It’s okay, and in the flight training world, you are prime for conducting your discovery flight. “What is that?” you may ask. Well just as it sounds, it is a flight in a training aircraft with a flight instructor so as to get the ‘feel’ (yes, your entire body will definitely FEEL something) or discovery of what flying is all about. If you have only flown aboard a commercial airline aircraft, this experience is totally different. I call it ‘REAL’ flying.
Call it an experimental dry run; to arrange and accomplish a Discovery Flight, you simply go to your local airport and check out one of the flight schools (you want to align yourself with a Part 141 flight school for best results) and schedule a discovery flight with an instructor. Usually, the instructor or owner of the school will ask some general questions about your desires to fly and answer any questions you may have. Discovery flights most likely will be the least expensive flight you will have; on average they typically cost around $100.00.
When the day arrives, you will show up at the prearranged time (very excited or with butterflies in your stomach). The instructor will conduct what is called a ‘pre-flight’ inspection of the aircraft as he or she explain what they are checking and why it is important. You will strap yourself in (maybe with some help) and you begin your journey. You will notice right away you have entered a world of instruments, levers, and switches that look to you as complex and confusing. Don’t worry, the instructor will explain each one and why they are important. Additionally, once your headset comes alive, you will hear strange words spoken very fast. Just like understating the instruments, you will also learn how to speak, but more importantly, how to listen to the world of flight.

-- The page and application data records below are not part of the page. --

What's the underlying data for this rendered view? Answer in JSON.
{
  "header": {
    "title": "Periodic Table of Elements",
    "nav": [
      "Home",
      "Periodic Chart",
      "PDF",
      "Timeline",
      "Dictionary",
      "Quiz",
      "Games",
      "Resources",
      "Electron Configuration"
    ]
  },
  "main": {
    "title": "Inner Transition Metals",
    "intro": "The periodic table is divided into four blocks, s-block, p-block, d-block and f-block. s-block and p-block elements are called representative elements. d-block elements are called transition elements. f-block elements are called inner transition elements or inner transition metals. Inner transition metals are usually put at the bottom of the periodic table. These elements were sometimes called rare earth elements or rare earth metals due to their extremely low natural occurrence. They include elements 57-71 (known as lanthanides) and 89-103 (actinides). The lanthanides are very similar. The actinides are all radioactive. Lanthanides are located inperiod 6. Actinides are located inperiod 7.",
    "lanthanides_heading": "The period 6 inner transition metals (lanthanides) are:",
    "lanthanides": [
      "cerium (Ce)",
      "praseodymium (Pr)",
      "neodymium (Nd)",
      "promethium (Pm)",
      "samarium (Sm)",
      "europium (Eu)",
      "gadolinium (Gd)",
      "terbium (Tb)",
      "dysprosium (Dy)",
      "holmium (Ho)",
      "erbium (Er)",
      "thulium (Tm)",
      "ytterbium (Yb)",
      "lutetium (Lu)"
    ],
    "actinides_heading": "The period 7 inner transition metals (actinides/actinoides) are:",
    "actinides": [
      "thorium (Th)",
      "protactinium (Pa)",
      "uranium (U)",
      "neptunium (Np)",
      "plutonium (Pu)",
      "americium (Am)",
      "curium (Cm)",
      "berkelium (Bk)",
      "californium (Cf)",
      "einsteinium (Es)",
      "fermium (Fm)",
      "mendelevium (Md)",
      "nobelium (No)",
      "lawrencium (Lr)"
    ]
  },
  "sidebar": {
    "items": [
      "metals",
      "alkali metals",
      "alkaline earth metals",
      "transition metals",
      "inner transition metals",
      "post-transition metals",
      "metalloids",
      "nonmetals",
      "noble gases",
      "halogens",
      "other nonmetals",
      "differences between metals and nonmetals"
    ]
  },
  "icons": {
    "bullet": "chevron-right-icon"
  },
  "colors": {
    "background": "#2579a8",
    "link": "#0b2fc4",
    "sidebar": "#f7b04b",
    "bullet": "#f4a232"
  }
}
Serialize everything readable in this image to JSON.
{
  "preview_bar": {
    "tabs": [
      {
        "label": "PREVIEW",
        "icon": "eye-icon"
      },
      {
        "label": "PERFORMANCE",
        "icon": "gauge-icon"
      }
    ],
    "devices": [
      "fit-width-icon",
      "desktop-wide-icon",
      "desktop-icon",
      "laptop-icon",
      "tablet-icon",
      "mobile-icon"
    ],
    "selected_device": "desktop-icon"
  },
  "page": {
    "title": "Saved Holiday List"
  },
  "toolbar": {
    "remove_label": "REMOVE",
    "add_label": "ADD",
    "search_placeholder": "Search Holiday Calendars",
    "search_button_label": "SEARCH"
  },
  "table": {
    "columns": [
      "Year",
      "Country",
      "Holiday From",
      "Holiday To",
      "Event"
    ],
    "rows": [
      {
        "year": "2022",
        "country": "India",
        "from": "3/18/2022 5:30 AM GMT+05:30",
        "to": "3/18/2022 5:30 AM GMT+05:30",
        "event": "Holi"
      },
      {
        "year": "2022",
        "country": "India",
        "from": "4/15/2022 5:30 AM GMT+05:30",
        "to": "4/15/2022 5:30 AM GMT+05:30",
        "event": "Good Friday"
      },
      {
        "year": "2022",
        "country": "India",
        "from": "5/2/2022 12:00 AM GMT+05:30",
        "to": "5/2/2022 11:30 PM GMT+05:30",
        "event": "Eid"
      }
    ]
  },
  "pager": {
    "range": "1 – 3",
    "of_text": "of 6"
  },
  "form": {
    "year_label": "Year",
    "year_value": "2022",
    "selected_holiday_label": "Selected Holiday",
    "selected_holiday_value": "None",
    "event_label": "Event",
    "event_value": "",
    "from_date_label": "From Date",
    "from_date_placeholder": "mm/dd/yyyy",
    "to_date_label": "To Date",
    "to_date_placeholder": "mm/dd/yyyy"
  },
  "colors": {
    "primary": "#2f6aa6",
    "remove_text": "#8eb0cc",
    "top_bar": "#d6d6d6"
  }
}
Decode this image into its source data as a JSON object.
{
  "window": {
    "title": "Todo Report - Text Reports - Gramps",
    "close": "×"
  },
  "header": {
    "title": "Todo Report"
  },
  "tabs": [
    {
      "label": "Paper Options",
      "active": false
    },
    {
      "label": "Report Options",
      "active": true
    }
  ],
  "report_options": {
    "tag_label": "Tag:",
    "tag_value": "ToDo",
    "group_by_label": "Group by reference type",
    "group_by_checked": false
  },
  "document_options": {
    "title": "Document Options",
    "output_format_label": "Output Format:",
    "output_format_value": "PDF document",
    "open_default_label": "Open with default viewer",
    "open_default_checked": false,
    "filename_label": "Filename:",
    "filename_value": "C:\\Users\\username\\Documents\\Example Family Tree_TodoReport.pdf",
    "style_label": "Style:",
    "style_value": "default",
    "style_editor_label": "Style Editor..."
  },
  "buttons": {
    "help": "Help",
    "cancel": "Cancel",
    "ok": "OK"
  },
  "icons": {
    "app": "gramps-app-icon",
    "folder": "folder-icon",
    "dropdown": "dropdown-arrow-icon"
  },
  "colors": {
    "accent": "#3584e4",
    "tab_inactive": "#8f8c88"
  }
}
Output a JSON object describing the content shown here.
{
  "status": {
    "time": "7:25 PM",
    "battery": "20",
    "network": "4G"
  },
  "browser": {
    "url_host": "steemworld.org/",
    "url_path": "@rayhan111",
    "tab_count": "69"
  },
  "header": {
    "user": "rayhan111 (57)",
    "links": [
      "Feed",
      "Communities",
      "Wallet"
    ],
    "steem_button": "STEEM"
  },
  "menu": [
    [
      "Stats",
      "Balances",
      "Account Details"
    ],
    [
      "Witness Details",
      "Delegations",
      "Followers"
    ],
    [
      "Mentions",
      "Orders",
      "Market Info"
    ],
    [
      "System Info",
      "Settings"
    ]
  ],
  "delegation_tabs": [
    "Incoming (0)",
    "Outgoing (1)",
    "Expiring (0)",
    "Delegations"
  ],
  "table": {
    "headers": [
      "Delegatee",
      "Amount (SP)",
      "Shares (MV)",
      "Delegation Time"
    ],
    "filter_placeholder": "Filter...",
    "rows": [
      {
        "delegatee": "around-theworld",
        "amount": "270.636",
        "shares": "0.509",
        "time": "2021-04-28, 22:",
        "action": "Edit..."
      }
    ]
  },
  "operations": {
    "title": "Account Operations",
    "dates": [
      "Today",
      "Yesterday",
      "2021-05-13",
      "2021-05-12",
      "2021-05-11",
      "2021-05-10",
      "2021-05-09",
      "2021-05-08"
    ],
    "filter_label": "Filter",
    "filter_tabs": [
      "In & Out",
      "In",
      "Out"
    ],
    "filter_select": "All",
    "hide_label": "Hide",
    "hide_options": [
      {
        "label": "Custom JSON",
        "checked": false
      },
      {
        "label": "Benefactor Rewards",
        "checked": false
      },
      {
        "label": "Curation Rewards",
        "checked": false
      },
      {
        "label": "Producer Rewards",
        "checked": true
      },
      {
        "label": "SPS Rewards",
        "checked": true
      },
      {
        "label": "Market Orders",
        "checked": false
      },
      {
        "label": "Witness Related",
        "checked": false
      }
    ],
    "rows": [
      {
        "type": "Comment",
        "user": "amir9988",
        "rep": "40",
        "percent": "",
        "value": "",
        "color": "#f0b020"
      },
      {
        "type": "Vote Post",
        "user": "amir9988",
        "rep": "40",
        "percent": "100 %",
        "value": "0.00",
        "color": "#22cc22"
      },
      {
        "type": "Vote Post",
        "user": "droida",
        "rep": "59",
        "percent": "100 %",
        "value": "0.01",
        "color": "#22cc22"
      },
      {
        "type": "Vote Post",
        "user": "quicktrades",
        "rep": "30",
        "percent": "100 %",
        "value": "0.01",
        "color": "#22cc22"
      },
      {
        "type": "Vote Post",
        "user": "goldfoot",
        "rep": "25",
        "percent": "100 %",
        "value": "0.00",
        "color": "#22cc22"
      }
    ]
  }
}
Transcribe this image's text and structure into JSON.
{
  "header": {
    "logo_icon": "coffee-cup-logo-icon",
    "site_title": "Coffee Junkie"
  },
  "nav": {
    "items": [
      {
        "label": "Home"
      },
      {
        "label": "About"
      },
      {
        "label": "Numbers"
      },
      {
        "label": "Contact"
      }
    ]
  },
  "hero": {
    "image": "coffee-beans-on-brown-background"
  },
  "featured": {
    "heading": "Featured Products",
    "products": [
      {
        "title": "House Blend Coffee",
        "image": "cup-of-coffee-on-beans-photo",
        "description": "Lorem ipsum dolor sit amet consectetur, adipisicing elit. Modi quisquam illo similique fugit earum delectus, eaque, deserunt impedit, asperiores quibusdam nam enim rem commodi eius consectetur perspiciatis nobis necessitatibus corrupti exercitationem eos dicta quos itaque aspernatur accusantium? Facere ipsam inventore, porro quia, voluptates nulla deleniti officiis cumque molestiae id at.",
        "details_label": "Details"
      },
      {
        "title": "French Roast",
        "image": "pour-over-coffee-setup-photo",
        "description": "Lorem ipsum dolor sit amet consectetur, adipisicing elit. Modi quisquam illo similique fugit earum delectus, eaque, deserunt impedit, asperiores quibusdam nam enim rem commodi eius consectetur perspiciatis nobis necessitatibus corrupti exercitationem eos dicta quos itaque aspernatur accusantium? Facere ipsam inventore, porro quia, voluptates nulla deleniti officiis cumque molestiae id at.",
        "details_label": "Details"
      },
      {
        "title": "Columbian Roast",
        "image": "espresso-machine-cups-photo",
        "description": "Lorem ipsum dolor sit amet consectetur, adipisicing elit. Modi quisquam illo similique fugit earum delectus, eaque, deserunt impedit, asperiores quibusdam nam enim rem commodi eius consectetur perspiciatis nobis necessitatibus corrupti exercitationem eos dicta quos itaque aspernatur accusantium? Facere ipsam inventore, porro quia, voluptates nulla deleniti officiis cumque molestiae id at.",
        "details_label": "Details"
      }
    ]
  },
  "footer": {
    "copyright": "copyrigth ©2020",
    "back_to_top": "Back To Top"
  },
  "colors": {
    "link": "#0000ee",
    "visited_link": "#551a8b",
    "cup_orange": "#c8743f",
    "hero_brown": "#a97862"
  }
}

While your head is still spinning from all the verbal and physical stimulation around you, find yourself sitting at the end of the runway accelerating towards takeoff. Then “IT” happens, the instructor lifts the nosewheel of the aircraft off the ground at a predetermined airspeed and Voila! You are airborne. You have now become part of a different, peaceful, exciting world. You see your hometown as never before. You are looking down on a real life map as the world unfolds below you. If you are like I was, you are paying no attention to flight instruments, calls from other aircraft in your area or air traffic control (thank goodness the Instructor is!). You are conducting your discovery flight and beyond.
I had my Voila! moment many years ago, but to this day, it is still something I hold dear. I was living in Southern California at the time and my flight took place at John Wayne Airport (SNA) in Orange County. Exactly as I described what your flight would be like, I felt the same experiences, though with a bit of a twist. If you are not familiar with that region of the country, it is some of the busiest airspace in the world. For the sake of flight safety, almost all training occurs along the coast of the Pacific Ocean. It was there that I discovered how peaceful and beautiful flying can be; like I said something I will never forget.
Once back on the ground, (at least physically), it may take you some time to fully grasp what you just experienced. From this time forward it is all a formality. By your discovery of the world of flight, everything on the ground will seem to have secondary perspective. For you will long for the next flight and the journey skyward. This quote, widely attributed to the great inventor, philosopher, and discoverer himself, Leonardo DaVinci could not express it any better:
“Once you have tasted flight, you will forever walk the earth with your eyes turned skyward. For there you have been and there you’ll always long to return.”